AM: Who are some of your favorite authors and artists? Why is their work important to you?
SH: I have a ton of writers I love, but a few big ones are Ursula LeGuin, George R. R. Martin, and Samuel R. (Chip) Delany. LeGuin’s work is important to me because it was probably some of the first truly great science fiction I read, and it pulled me into the genre. It’s also just fantastic writing. Martin’s A Game of Thrones universe is the first series I’ve ever really read (yes, I haven’t read Harry Potter or Lord of the Rings), and I love the way he builds worlds through characters rather than around them. I’ve read far beyond his epic fantasy, however, and at this point have probably taken in most of his published work. I’d say that his writing is probably my biggest influence in how I build science fiction and fantasy worlds. Chip has influenced my writing both as a writer of beautiful, powerful prose and as a teacher, so I think that there are pieces of things I’ve learned from Chip all over my writing (at least I hope so). Quickly, some short story writers I really enjoy are Monica Byrne, Ashley Blooms, and Greg Bossert, and I think it’s been very important for me to have more contemporary writers to look up to because it’s helpful to know how good my work has to be to succeed with talented writers like these submitting alongside me.

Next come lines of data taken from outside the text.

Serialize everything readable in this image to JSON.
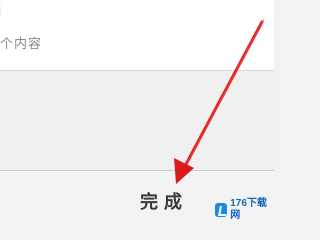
{
  "top_card": {
    "title_fragment": "i",
    "subtitle_fragment": "个内容"
  },
  "footer": {
    "done_label": "完成"
  },
  "annotation": {
    "arrow_color": "#e02020"
  },
  "watermark": {
    "text": "176下载网",
    "logo_icon": "176-logo-icon",
    "color": "#1565c0"
  }
}
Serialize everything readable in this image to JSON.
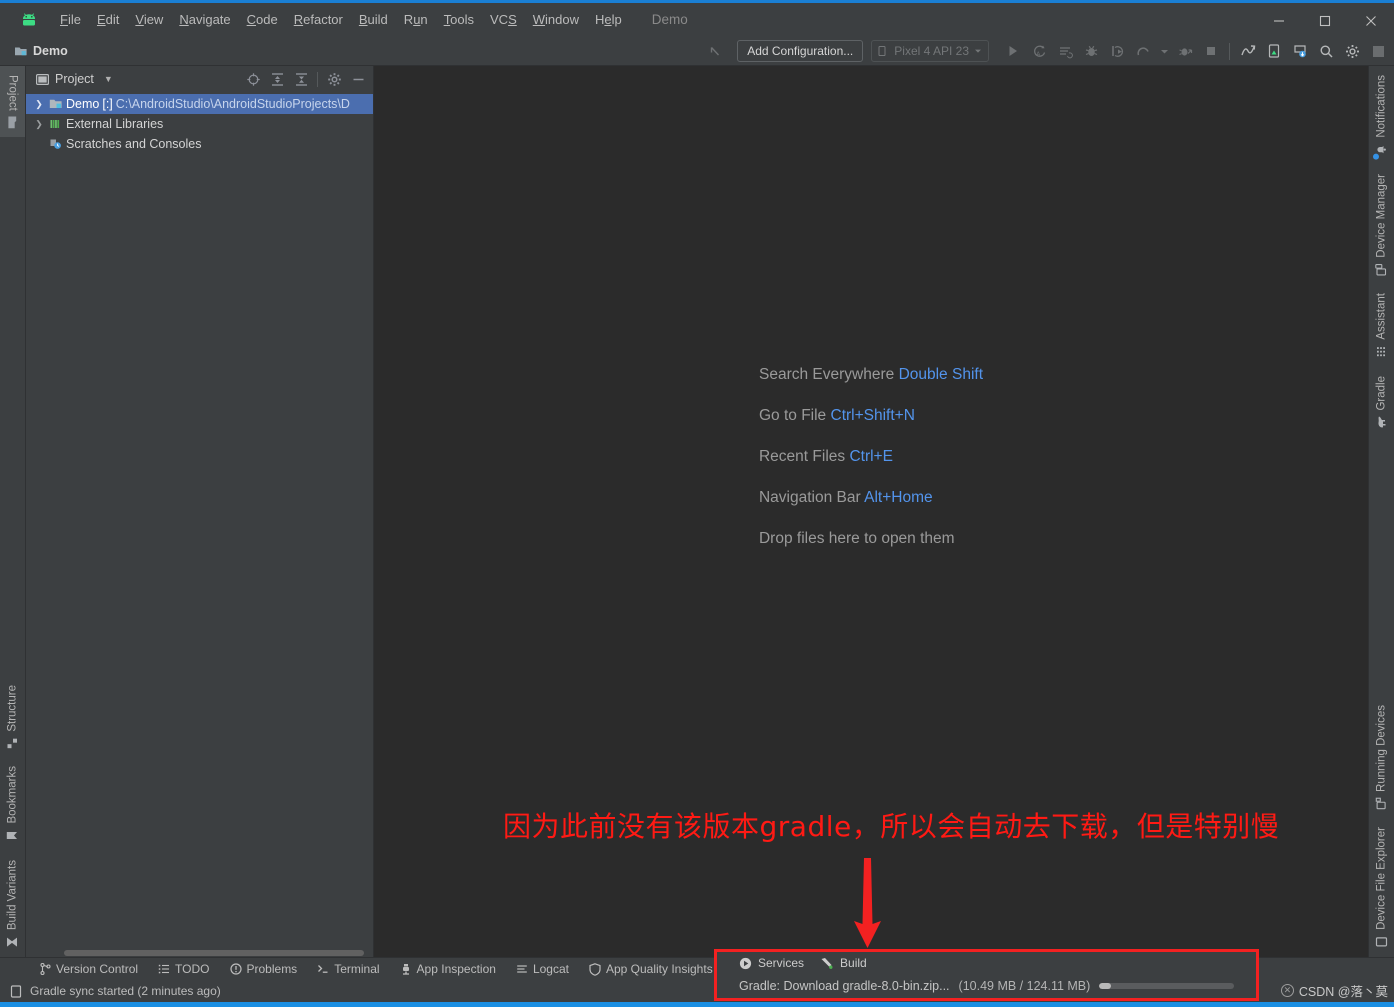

AM: So nice to interview a fellow Michigander! How does the Detroit Metro writer’s scene and nerd scene compare to other places you’ve lived and worked?
SH: I love the writing and nerd scene here. I run a workshop at the Westland Library and play competitive A Game of Thrones the Living Card Game (version 2.0) with a group of friends in the area. I also recently went to the Renaissance Fair for the first time, and that was tons of fun. I loved the scene in Philadelphia as well, and miss it (as well as my friends still living there) all the time. It’s really hard to compare the two, and I honestly wish I could live in both of them at once.
AM: Thanks, Storm!